With questions where the OP is belligerent or in some way troubling, it is unlikely that someone else would want to jump in on the pain, and if they did, they'd probably (as I mentioned) simply create their own answer, and not just modify yours, CW it may be.

With your second example it seems like your intentions were in the right place, except that SO is by it's nature about questions and answers. Creating a huge list of interesting relevant links is good, except that the OP now has to go wading through all of those items before they know whether or not any of them are useful. The "post" at that time, contains links to value but not much value on it's own.

Again, making this CW will not immediately make it apparent that your intention is for other people to add links of their own. And, if the question is about a specific issue, then a huge list of interesting links won't be viewed by anyone who doesn't have that specific issue.

bottom line Making something CommunityWiki enables people to edit and add to your stuff, it does not necessarily mean that they want to.

share|improve this answer
add comment

While community wiki makes it easier for others to edit your posts, it's not common for that to happen. You can use it however you like - what you have been doing is fine. A significant portion of the userbase only uses CW mode if they feel the question or answer is such that reputation should not be awarded - such a polls and subjective questions where a trivial answer might receive a disproportionate amount of votes.

share|improve this answer
add comment

Hmm, I don't know the FAQ from heart but in both cases, I wouldn't have recognized your intention. When I give up on somebody, I usually say so in the comments, and I expect most others will, too. The contradicting answers would also be better off with a simple comment explaining the situation - not sure it makes sense to post two "answers" at all though when you don't know which is correct.

share|improve this answer
add comment

You're actually trying to use Community Wiki the way it was designed.

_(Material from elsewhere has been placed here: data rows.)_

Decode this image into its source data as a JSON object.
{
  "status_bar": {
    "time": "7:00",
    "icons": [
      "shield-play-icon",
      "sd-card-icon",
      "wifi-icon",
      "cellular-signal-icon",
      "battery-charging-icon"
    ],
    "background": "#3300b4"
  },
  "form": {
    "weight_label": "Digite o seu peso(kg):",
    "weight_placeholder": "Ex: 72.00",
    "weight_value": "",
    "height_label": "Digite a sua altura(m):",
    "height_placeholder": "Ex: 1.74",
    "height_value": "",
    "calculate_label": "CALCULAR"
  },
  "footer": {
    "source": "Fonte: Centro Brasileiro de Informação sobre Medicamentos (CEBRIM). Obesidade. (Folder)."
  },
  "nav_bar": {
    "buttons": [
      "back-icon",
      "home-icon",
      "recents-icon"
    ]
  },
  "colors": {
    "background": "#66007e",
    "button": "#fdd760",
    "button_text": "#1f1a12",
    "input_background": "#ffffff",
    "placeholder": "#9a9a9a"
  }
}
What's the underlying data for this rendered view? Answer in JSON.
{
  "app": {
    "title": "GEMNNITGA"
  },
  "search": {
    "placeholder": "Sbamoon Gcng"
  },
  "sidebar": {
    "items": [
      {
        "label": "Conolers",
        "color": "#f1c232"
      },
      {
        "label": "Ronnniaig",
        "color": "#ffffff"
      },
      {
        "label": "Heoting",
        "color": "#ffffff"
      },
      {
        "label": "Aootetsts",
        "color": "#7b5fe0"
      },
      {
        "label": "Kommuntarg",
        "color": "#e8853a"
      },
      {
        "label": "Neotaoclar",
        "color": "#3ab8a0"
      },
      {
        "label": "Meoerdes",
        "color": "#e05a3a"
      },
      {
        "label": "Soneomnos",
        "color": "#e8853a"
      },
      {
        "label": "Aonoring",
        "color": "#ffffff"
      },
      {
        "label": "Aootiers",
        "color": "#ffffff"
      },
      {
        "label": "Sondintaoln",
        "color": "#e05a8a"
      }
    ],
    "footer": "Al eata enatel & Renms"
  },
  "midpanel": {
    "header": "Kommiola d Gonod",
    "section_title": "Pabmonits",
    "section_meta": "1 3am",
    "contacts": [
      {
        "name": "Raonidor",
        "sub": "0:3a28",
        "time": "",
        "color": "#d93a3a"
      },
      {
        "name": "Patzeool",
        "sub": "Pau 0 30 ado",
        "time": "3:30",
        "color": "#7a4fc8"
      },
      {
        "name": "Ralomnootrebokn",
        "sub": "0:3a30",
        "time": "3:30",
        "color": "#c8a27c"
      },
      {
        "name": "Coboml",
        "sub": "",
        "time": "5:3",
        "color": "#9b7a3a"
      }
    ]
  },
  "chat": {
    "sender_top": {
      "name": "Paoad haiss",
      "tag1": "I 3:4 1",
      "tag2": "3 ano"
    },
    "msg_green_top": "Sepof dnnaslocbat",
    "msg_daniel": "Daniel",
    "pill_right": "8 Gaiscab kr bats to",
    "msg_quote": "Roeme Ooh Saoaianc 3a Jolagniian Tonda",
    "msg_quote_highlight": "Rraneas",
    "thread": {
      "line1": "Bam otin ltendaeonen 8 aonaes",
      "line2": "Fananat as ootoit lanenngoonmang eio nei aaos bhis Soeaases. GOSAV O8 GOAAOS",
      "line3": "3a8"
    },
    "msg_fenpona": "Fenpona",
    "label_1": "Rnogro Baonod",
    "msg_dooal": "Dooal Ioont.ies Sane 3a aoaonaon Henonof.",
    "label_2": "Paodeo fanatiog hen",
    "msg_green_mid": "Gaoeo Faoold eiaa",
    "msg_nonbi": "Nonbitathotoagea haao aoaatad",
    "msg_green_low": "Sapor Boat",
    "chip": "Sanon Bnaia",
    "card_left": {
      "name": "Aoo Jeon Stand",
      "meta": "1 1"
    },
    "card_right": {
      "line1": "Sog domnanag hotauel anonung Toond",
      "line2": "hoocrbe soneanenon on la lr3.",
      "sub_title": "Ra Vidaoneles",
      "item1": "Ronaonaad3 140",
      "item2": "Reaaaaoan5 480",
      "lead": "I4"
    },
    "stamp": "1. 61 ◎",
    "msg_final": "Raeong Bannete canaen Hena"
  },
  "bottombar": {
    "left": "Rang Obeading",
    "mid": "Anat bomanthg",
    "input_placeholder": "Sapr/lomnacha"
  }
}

It was designed to allow more collaborative editing, so since that was your purpose it was the right thing to do. There are many who have tried to create a weapon out of Community Wiki to bash those who post subjective questions, instead of just closing them. Thanks for the effort.

share|improve this answer
    
Yep, been victimized by such weapon before. –  polygenelubricants Jun 10 '10 at 14:52
add comment

I think that it's the rare case where an answer is developed collaboratively. Even people with "edit any post" ability, rarely do anything more than correct grammar, spelling, or formatting in an answer that's been provided by someone else. Making an answer community wiki might make them more willing to change things, but I doubt it. Community wiki, regardless of its intent, has largely come to mean "not for points."

Questions, on the other hand, are different. Editors will often step in to help out a question. Usually with the minor things listed above, but often will make significant changes to improve a marginal question into something that can be answered. I can't speak for others but I do this regardless of the CW status. I might be tempted to add more to a CW question -- perhaps even change the character of it if I think that would make it a better question. I would never do that to a non-CW question.

Other than lowering the bar to make these questions/answers accessible to editing by more people and taking the points off the table, I don't see much practical difference in how people interact with CW questions that are "on topic." CW is sometimes used as a tool in helping a marginal question stay active and there are legitimate times when a question is both "on topic" and "not for points" where CW is very appropriate. I don't see how that applies to answers, though. If an answer is "not for points," then you should seriously consider making it a comment. If an answer is getting significant downvotes, then you should evaluate whether the answer is wrong/unhelpful and consider deleting it.

share|improve this answer
add comment

You must log in to answer this question.

Not the answer you're looking for? Browse other questions tagged .